Between 2005 and 2013 alone, the number of restaurants has shot up from 45,000 to 100,000. The restaurant scene is in fact, so central to Peru’s well-being that the Financial Times reported that 5.5 million Peruvians “benefit directly or indirectly from the industry.”

“When Gaston Acurio started to work on Pachacutec, he opened opportunities for all sorts of people,” said chef Virgilio. “That provided jobs.”

Today, three of Lima’s restaurants are on the list of the World’s 50 Best Restaurants, with Central taking pride of place at number five. Chef Virgilio has also opened a restaurant in London named after the country’s capital which now has a Michelin star and an offshoot in Dubai.

On his trips, chef Virgilio Martinez speaks with other Peruvians living in distinct communities and learns from them.

Plating an identity
What’s clear is that Peruvian food has moved out of its shores and managed to globalise its flavours. Beyond jobs, it has given the Latin American nation a cultural identity to celebrate.

“Those days it was difficult to have an identity as a Peruvian — to have this feeling and pride of being Peruvian,” said chef Virgilio during the era of conflict. “Food gave us a lot of faith. It brings us together as a nation. It brings everyone on farms and our landscapes — who speak different languages — together to create food inside and outside of restaurants.”

Understanding why this is so requires a look at the supply chain. One example he cites is his clay supplier. These are not made into ceramics as one might assume but eaten. For centuries, some communities living in the Andes have eaten clay – not just any clay off the ground but from specific locations deep under the earth where the minerals remain unspoilt.

Chef Virgilio Martinez out and about with his countrymen.

“When food is too sour, people will add clay,” explained the chef. “This is knowledge from thousands of years ago, and this is what I see when I visit the people living in the mountains and the Andes. It’s not common in the city so I thought I need to bring these emotions and knowledge to my city, Lima.”

In doing so, he shines a spotlight to the culture of the Andes in his 40-seater restaurant. More importantly, working with these suppliers supports them financially and instills a sense of cultural pride.

“He has never thought that he would be foraging clay for restaurants — only for his family,” said chef Virgilio. “Now he’s producing for quite a few restaurants in Peru and you see how his family and his community is changing.”

One of the dishes at Central.

On being a visionary
Clay is just one of the many indigenous ingredients he serves at Central. These form part of a tasting menu that’s a major rethink of how food is served at restaurants. Thus far, the format at fine dining establishments has always taken note of an ingredient’s origin on a horizontal perspective.

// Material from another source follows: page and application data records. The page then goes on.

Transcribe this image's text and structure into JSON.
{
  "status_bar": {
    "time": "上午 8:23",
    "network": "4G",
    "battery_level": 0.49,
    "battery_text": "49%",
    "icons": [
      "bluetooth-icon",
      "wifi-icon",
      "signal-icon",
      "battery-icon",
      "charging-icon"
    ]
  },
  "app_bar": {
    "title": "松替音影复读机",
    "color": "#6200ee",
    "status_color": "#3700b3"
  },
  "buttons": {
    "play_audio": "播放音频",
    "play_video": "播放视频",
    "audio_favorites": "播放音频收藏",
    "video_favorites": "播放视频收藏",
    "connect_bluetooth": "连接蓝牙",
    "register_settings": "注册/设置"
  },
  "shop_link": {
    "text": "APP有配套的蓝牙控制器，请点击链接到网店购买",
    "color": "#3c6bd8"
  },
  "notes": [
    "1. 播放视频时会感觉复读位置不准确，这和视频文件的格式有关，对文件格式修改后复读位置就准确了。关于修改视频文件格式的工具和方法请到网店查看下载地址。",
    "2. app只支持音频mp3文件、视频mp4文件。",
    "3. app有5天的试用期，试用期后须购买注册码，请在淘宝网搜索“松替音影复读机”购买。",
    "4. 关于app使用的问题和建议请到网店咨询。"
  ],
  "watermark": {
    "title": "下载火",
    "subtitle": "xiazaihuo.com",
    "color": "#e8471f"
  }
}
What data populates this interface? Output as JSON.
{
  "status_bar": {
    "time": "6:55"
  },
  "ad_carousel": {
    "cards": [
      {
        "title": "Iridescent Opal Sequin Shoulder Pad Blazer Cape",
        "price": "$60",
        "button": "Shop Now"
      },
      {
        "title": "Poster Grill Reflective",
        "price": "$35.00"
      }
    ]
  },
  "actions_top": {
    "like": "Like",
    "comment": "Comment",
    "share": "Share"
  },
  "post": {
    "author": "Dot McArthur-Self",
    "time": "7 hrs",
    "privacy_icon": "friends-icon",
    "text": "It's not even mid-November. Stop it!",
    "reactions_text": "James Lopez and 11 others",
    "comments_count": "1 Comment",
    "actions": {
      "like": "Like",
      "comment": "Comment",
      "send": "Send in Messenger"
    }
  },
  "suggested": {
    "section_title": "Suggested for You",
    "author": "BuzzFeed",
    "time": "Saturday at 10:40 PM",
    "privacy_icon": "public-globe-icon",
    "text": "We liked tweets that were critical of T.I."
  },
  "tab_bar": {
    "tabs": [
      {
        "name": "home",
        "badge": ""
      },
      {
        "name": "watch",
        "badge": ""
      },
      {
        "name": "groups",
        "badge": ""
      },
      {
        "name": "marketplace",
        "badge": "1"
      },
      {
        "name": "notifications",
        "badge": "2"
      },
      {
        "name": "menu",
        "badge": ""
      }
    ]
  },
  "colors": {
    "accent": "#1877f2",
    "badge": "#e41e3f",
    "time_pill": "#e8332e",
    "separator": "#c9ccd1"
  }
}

That means, for instance, a French restaurant would note that the chicken was raised in Bresse, while the truffles on the same dish are from Perigord. At Central, this concept is flipped on its head. Instead, designations of ingredients are highlighted based on the altitude on which it is grown.

It is a way of looking at his own country and understanding it in a way possible only after the many sojourns he makes with his team.

Chef Virgilio Martinez on one of his sourcing trips.

The ‘High Andes Mountains’ dish of pork, black mashwa (a tuber), water caltrops and kaniwa (a type of grain) for instance is from 4100m above sea level while the ‘Rock Molluscs’ dish of sea snails, mussels, sargassum (seaweed) is from -10m.

These come together on his menu meant as a celebration of all that Peru has to offer. “Regardless of our economic situation, political corruption and the terrible things that happened to our country, Peruvian cuisine has always had a message of diversity and union,” explained the chef.

It’s a message that he’s keen to showcase, for besides attracting diners from over 50 nationalities in any given month at Central, he makes visits abroad and acts almost as a cultural ambassador for Peru.

“When I travel, I don’t necessarily promote our restaurant,” he said. “I’m not here to promote 40 seats. It’s way bigger than that. Food, nature, landscapes, design and even art is coming together in a big way. It’s beautiful what’s happening in Peru.”